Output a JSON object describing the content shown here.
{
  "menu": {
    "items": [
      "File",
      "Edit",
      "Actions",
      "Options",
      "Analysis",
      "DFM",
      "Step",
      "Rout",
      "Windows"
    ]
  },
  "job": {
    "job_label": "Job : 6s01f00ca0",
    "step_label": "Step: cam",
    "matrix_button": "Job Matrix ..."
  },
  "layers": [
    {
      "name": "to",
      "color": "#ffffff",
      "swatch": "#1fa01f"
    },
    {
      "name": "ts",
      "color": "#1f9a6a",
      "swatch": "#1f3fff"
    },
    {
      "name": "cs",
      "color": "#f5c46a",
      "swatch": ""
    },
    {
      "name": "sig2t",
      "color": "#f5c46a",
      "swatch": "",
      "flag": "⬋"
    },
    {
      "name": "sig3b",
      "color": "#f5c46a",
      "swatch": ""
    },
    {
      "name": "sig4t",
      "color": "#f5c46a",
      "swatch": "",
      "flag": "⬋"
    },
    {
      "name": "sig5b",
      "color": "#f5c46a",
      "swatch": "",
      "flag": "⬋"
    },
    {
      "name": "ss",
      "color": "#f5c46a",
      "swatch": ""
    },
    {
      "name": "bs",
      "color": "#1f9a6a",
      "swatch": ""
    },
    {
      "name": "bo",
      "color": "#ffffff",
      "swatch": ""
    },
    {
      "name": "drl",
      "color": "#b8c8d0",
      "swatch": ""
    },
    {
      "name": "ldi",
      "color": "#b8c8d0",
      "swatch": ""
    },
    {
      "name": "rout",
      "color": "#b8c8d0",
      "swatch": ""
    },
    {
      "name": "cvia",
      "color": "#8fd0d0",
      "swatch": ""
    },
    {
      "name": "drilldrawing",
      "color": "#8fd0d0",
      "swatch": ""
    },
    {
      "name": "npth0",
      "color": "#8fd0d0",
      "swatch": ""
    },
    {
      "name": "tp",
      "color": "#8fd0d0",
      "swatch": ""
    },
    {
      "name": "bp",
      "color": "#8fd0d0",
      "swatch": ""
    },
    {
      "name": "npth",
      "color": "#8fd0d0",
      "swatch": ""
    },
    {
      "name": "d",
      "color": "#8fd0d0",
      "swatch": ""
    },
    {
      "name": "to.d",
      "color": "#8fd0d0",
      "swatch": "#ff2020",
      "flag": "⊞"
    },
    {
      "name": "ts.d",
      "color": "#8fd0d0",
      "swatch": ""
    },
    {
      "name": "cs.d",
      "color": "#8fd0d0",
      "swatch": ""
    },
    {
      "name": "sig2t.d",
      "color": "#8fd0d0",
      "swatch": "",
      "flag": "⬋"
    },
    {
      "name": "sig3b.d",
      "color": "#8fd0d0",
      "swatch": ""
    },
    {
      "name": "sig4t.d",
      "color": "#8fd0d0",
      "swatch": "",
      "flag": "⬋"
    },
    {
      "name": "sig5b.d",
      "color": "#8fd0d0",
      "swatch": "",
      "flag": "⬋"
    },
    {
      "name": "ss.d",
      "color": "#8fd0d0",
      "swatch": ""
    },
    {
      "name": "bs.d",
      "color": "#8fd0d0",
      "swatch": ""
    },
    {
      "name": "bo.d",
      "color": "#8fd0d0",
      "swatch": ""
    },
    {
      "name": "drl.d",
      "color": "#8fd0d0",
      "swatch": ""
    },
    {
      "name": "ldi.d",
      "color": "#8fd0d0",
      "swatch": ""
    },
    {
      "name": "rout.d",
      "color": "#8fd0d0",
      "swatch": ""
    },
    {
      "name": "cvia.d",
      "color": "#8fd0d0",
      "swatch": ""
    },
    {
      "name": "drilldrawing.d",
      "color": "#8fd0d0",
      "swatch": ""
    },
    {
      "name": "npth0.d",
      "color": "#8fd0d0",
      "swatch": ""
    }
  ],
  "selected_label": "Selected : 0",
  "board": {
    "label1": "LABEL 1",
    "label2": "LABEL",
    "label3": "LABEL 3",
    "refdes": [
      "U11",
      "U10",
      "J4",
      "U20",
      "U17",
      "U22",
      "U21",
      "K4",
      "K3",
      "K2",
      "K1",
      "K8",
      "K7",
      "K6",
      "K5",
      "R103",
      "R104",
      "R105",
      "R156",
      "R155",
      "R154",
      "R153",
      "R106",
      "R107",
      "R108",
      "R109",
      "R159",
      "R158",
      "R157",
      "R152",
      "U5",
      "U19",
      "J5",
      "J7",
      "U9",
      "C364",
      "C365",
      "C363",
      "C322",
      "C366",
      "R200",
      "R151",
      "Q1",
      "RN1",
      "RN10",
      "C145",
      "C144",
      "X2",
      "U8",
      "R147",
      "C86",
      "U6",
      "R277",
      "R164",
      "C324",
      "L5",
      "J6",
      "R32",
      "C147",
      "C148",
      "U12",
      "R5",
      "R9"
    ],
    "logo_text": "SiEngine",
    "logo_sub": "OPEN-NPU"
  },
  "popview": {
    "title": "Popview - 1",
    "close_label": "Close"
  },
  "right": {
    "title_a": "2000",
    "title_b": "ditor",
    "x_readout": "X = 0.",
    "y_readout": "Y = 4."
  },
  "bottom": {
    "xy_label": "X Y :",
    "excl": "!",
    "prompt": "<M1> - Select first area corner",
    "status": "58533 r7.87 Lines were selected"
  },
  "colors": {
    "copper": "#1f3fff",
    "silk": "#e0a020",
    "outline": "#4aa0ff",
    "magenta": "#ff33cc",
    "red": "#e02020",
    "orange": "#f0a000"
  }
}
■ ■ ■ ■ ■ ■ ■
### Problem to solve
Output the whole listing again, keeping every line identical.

### Answer to the exercise
Output a JSON object describing the content shown here.
{
  "menu": {
    "items": [
      "File",
      "Edit",
      "Actions",
      "Options",
      "Analysis",
      "DFM",
      "Step",
      "Rout",
      "Windows"
    ]
  },
  "job": {
    "job_label": "Job : 6s01f00ca0",
    "step_label": "Step: cam",
    "matrix_button": "Job Matrix ..."
  },
  "layers": [
    {
      "name": "to",
      "color": "#ffffff",
      "swatch": "#1fa01f"
    },
    {
      "name": "ts",
      "color": "#1f9a6a",
      "swatch": "#1f3fff"
    },
    {
      "name": "cs",
      "color": "#f5c46a",
      "swatch": ""
    },
    {
      "name": "sig2t",
      "color": "#f5c46a",
      "swatch": "",
      "flag": "⬋"
    },
    {
      "name": "sig3b",
      "color": "#f5c46a",
      "swatch": ""
    },
    {
      "name": "sig4t",
      "color": "#f5c46a",
      "swatch": "",
      "flag": "⬋"
    },
    {
      "name": "sig5b",
      "color": "#f5c46a",
      "swatch": "",
      "flag": "⬋"
    },
    {
      "name": "ss",
      "color": "#f5c46a",
      "swatch": ""
    },
    {
      "name": "bs",
      "color": "#1f9a6a",
      "swatch": ""
    },
    {
      "name": "bo",
      "color": "#ffffff",
      "swatch": ""
    },
    {
      "name": "drl",
      "color": "#b8c8d0",
      "swatch": ""
    },
    {
      "name": "ldi",
      "color": "#b8c8d0",
      "swatch": ""
    },
    {
      "name": "rout",
      "color": "#b8c8d0",
      "swatch": ""
    },
    {
      "name": "cvia",
      "color": "#8fd0d0",
      "swatch": ""
    },
    {
      "name": "drilldrawing",
      "color": "#8fd0d0",
      "swatch": ""
    },
    {
      "name": "npth0",
      "color": "#8fd0d0",
      "swatch": ""
    },
    {
      "name": "tp",
      "color": "#8fd0d0",
      "swatch": ""
    },
    {
      "name": "bp",
      "color": "#8fd0d0",
      "swatch": ""
    },
    {
      "name": "npth",
      "color": "#8fd0d0",
      "swatch": ""
    },
    {
      "name": "d",
      "color": "#8fd0d0",
      "swatch": ""
    },
    {
      "name": "to.d",
      "color": "#8fd0d0",
      "swatch": "#ff2020",
      "flag": "⊞"
    },
    {
      "name": "ts.d",
      "color": "#8fd0d0",
      "swatch": ""
    },
    {
      "name": "cs.d",
      "color": "#8fd0d0",
      "swatch": ""
    },
    {
      "name": "sig2t.d",
      "color": "#8fd0d0",
      "swatch": "",
      "flag": "⬋"
    },
    {
      "name": "sig3b.d",
      "color": "#8fd0d0",
      "swatch": ""
    },
    {
      "name": "sig4t.d",
      "color": "#8fd0d0",
      "swatch": "",
      "flag": "⬋"
    },
    {
      "name": "sig5b.d",
      "color": "#8fd0d0",
      "swatch": "",
      "flag": "⬋"
    },
    {
      "name": "ss.d",
      "color": "#8fd0d0",
      "swatch": ""
    },
    {
      "name": "bs.d",
      "color": "#8fd0d0",
      "swatch": ""
    },
    {
      "name": "bo.d",
      "color": "#8fd0d0",
      "swatch": ""
    },
    {
      "name": "drl.d",
      "color": "#8fd0d0",
      "swatch": ""
    },
    {
      "name": "ldi.d",
      "color": "#8fd0d0",
      "swatch": ""
    },
    {
      "name": "rout.d",
      "color": "#8fd0d0",
      "swatch": ""
    },
    {
      "name": "cvia.d",
      "color": "#8fd0d0",
      "swatch": ""
    },
    {
      "name": "drilldrawing.d",
      "color": "#8fd0d0",
      "swatch": ""
    },
    {
      "name": "npth0.d",
      "color": "#8fd0d0",
      "swatch": ""
    }
  ],
  "selected_label": "Selected : 0",
  "board": {
    "label1": "LABEL 1",
    "label2": "LABEL",
    "label3": "LABEL 3",
    "refdes": [
      "U11",
      "U10",
      "J4",
      "U20",
      "U17",
      "U22",
      "U21",
      "K4",
      "K3",
      "K2",
      "K1",
      "K8",
      "K7",
      "K6",
      "K5",
      "R103",
      "R104",
      "R105",
      "R156",
      "R155",
      "R154",
      "R153",
      "R106",
      "R107",
      "R108",
      "R109",
      "R159",
      "R158",
      "R157",
      "R152",
      "U5",
      "U19",
      "J5",
      "J7",
      "U9",
      "C364",
      "C365",
      "C363",
      "C322",
      "C366",
      "R200",
      "R151",
      "Q1",
      "RN1",
      "RN10",
      "C145",
      "C144",
      "X2",
      "U8",
      "R147",
      "C86",
      "U6",
      "R277",
      "R164",
      "C324",
      "L5",
      "J6",
      "R32",
      "C147",
      "C148",
      "U12",
      "R5",
      "R9"
    ],
    "logo_text": "SiEngine",
    "logo_sub": "OPEN-NPU"
  },
  "popview": {
    "title": "Popview - 1",
    "close_label": "Close"
  },
  "right": {
    "title_a": "2000",
    "title_b": "ditor",
    "x_readout": "X = 0.",
    "y_readout": "Y = 4."
  },
  "bottom": {
    "xy_label": "X Y :",
    "excl": "!",
    "prompt": "<M1> - Select first area corner",
    "status": "58533 r7.87 Lines were selected"
  },
  "colors": {
    "copper": "#1f3fff",
    "silk": "#e0a020",
    "outline": "#4aa0ff",
    "magenta": "#ff33cc",
    "red": "#e02020",
    "orange": "#f0a000"
  }
}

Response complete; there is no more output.